Phishing++ – Chapter I

Hi! What’s going on?

Today’s case-study is a bit different, and it is a 2-sequel article. The next chapter will be published as soon as a certain company will allow us to publicly disclose two vulnerabilities they had.

Today I’m not gonna talk about a regular attack – this whole chapter is about Phishing.

So Phishing – why the hell are we talking about it? “Its not a security issue”

I’ve heard dozens of statements about how phishing is not an actual vulnerability, and many public companies think so. Its fair to say that they are quite right – a 3rd party website that is pretending to be the real one is not an actual vulnerability on the real site.

But does that mean that the company should not care at all? No. Some companies (like PayPal, Facebook, etc.) are reporting phishing attacks to anti-virus companies, who block the user from entering the malicious site. That’s fair, but it’s not enough. There is not enough man power or even “internet crawling power” to fully protect users from malicious phishing websites. Actually, most companies does not care that there are malicious pretenders out there. In their ToS agreement, some of them rudely claim that the customer is fully responsible for any data/money lost/theft if he falls victim to a phishing attack.

But I say that there is more to do other than looking at the sky and counting birds. A small research I have conducted on some phishing websites which pretended to be PayPal and Facebook led me to write this chapter of this case-study, instead of fully presenting the vulnerability as I always do.

I realized that in order to perfect their visual appearance, phishing websites use actual photos, CSS and JavaScript elements from the original one. This means that the PayPal-like phishing site “https://xxxx.com” has image and JavaScript tags which fetch images and scripts from the original PayPal site! (or https://paypalobjects.com, to be accurate.).

Why are they doing so & why the f* should that matter?
They are doing so because they want the experience of the website to be exactly like the original. And how can that be achieved? Simple! By using the same images and JavaScript scripts.
Most of those websites has only one page – either Login (to steal the login credentials) or Pay (to steal the visa card credentials). The actual source code is a lot like the original one, accept minor changes to the way the data is being sent.
That’s matter because once a company knows that a malicious website is using it’s entities – it can stop that!

A simple fix that the company can do “tomorrow morning” is to disallow fetching of JavaScript scripts, images and CSS style sheets by an unauthorized 3rd-party website. This way, phishing websites will have to work harder in order to get the same experience and appearance of the original website.
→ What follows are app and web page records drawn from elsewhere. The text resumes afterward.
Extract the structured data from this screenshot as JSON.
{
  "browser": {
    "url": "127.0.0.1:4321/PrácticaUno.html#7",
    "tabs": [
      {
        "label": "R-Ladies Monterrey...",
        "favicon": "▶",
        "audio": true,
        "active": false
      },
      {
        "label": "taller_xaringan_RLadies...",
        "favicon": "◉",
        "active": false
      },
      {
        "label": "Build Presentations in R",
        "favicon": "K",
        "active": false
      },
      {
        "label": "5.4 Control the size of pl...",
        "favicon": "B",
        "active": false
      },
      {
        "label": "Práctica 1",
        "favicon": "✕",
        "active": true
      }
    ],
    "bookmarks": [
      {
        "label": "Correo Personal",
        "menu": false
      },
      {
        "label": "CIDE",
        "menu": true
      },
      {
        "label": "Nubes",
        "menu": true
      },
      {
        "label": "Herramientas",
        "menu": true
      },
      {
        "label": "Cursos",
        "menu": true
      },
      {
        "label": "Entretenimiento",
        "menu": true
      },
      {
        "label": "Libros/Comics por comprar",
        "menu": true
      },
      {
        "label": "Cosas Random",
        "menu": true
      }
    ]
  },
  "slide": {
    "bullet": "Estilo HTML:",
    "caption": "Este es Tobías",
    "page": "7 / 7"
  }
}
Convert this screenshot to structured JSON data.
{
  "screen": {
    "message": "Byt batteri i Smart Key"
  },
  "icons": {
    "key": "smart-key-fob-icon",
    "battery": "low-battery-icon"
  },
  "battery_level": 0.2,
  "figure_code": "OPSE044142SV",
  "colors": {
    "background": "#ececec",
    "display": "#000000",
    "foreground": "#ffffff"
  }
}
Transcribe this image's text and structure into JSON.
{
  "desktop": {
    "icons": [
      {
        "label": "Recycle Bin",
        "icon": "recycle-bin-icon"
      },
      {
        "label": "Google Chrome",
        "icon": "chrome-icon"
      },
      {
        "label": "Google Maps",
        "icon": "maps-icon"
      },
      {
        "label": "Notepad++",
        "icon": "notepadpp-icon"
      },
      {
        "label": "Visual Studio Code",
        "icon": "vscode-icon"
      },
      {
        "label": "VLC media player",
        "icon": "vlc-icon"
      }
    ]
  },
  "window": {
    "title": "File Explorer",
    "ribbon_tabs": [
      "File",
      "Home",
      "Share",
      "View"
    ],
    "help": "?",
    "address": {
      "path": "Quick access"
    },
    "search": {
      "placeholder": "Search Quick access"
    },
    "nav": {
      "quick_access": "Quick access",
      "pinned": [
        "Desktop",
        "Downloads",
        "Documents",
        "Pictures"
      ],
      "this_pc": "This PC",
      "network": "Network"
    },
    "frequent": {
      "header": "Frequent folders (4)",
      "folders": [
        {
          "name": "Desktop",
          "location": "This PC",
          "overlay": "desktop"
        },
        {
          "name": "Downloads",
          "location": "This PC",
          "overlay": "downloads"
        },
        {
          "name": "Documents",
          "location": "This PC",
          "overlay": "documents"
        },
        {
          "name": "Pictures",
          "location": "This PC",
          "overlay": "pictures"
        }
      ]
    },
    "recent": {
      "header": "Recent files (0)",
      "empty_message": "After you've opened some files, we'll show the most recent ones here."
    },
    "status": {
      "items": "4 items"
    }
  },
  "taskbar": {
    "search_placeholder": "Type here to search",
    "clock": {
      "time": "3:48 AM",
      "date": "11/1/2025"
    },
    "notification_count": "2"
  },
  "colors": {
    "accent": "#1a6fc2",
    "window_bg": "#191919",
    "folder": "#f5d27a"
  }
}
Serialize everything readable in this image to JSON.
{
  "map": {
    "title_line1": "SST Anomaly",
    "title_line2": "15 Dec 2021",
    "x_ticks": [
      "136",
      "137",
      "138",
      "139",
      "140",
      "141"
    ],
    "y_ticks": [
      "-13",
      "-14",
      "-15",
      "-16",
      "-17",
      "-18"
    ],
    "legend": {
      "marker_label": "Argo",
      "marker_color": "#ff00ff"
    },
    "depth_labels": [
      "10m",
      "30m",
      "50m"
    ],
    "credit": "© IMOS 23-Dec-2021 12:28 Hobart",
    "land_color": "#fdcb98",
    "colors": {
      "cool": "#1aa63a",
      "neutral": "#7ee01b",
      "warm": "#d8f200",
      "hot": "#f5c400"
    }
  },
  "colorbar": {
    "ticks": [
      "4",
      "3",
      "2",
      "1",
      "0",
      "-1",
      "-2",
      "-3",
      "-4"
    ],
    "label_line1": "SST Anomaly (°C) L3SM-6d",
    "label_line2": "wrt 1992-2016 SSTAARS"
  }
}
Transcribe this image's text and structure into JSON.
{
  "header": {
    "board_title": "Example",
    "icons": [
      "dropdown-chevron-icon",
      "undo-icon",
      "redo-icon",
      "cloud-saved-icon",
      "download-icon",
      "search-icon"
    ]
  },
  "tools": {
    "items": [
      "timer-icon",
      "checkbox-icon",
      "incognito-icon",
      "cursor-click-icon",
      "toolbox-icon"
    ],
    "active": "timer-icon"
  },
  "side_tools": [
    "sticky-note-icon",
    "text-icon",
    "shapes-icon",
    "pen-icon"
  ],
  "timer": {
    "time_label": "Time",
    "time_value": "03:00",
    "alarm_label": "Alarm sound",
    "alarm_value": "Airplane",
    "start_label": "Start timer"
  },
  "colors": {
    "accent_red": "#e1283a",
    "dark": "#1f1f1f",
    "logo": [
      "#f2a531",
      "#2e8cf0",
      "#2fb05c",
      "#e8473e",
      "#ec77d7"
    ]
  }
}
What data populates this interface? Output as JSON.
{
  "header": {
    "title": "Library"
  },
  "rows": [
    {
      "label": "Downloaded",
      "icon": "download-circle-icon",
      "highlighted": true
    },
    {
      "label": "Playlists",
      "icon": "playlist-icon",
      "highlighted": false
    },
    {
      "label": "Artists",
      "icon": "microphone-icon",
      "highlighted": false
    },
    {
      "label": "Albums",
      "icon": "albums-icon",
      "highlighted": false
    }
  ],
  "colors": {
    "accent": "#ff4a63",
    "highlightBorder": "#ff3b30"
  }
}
It’s never a 100%
Even if websites will disallow unauthorized fetching of entities, phishing sites will always be able to store the images, CSS and JavaScript “on their own”. It’s a cat-mouse race that probably far from an end.
But its another step forward. Making the life of phishing sites maker harder should be a life-goal of every company and security researcher.

Heads up for the next chapter! Cheers.